**Task to carry out**
Copy the records below character for character.
--- Available data ---
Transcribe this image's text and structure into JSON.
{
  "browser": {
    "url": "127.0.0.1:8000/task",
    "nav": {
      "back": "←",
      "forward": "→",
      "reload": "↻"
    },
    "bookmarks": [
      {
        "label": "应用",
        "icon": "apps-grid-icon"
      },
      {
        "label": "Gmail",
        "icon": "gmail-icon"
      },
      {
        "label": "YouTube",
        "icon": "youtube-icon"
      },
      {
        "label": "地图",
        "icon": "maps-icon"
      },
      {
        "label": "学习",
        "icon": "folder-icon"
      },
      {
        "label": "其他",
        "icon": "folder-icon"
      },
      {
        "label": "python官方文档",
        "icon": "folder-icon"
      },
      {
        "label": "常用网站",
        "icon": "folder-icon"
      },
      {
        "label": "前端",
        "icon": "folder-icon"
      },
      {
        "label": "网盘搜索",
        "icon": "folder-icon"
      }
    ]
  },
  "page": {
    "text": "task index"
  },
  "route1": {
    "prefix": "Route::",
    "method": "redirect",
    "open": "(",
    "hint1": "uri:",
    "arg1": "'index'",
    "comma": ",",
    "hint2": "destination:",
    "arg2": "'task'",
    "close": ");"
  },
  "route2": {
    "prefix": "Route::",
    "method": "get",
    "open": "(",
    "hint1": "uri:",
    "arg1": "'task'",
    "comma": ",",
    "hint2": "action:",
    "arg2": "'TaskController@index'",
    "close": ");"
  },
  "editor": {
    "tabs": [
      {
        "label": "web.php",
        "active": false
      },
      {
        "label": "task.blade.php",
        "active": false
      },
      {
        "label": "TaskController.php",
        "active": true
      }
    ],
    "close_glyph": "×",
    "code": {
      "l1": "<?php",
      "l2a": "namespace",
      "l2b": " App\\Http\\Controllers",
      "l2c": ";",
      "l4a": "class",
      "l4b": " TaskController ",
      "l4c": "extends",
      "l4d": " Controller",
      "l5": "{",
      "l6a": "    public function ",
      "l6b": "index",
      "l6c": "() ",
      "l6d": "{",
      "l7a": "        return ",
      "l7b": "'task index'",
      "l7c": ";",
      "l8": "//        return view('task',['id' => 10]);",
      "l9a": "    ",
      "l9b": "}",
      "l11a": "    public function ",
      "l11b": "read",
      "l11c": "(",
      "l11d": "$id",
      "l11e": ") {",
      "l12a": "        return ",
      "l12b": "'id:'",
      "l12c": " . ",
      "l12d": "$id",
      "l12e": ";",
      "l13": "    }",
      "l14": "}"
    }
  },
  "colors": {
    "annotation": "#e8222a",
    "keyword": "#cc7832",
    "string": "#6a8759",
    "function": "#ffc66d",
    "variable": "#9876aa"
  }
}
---
**Answer to the problem**
Transcribe this image's text and structure into JSON.
{
  "browser": {
    "url": "127.0.0.1:8000/task",
    "nav": {
      "back": "←",
      "forward": "→",
      "reload": "↻"
    },
    "bookmarks": [
      {
        "label": "应用",
        "icon": "apps-grid-icon"
      },
      {
        "label": "Gmail",
        "icon": "gmail-icon"
      },
      {
        "label": "YouTube",
        "icon": "youtube-icon"
      },
      {
        "label": "地图",
        "icon": "maps-icon"
      },
      {
        "label": "学习",
        "icon": "folder-icon"
      },
      {
        "label": "其他",
        "icon": "folder-icon"
      },
      {
        "label": "python官方文档",
        "icon": "folder-icon"
      },
      {
        "label": "常用网站",
        "icon": "folder-icon"
      },
      {
        "label": "前端",
        "icon": "folder-icon"
      },
      {
        "label": "网盘搜索",
        "icon": "folder-icon"
      }
    ]
  },
  "page": {
    "text": "task index"
  },
  "route1": {
    "prefix": "Route::",
    "method": "redirect",
    "open": "(",
    "hint1": "uri:",
    "arg1": "'index'",
    "comma": ",",
    "hint2": "destination:",
    "arg2": "'task'",
    "close": ");"
  },
  "route2": {
    "prefix": "Route::",
    "method": "get",
    "open": "(",
    "hint1": "uri:",
    "arg1": "'task'",
    "comma": ",",
    "hint2": "action:",
    "arg2": "'TaskController@index'",
    "close": ");"
  },
  "editor": {
    "tabs": [
      {
        "label": "web.php",
        "active": false
      },
      {
        "label": "task.blade.php",
        "active": false
      },
      {
        "label": "TaskController.php",
        "active": true
      }
    ],
    "close_glyph": "×",
    "code": {
      "l1": "<?php",
      "l2a": "namespace",
      "l2b": " App\\Http\\Controllers",
      "l2c": ";",
      "l4a": "class",
      "l4b": " TaskController ",
      "l4c": "extends",
      "l4d": " Controller",
      "l5": "{",
      "l6a": "    public function ",
      "l6b": "index",
      "l6c": "() ",
      "l6d": "{",
      "l7a": "        return ",
      "l7b": "'task index'",
      "l7c": ";",
      "l8": "//        return view('task',['id' => 10]);",
      "l9a": "    ",
      "l9b": "}",
      "l11a": "    public function ",
      "l11b": "read",
      "l11c": "(",
      "l11d": "$id",
      "l11e": ") {",
      "l12a": "        return ",
      "l12b": "'id:'",
      "l12c": " . ",
      "l12d": "$id",
      "l12e": ";",
      "l13": "    }",
      "l14": "}"
    }
  },
  "colors": {
    "annotation": "#e8222a",
    "keyword": "#cc7832",
    "string": "#6a8759",
    "function": "#ffc66d",
    "variable": "#9876aa"
  }
}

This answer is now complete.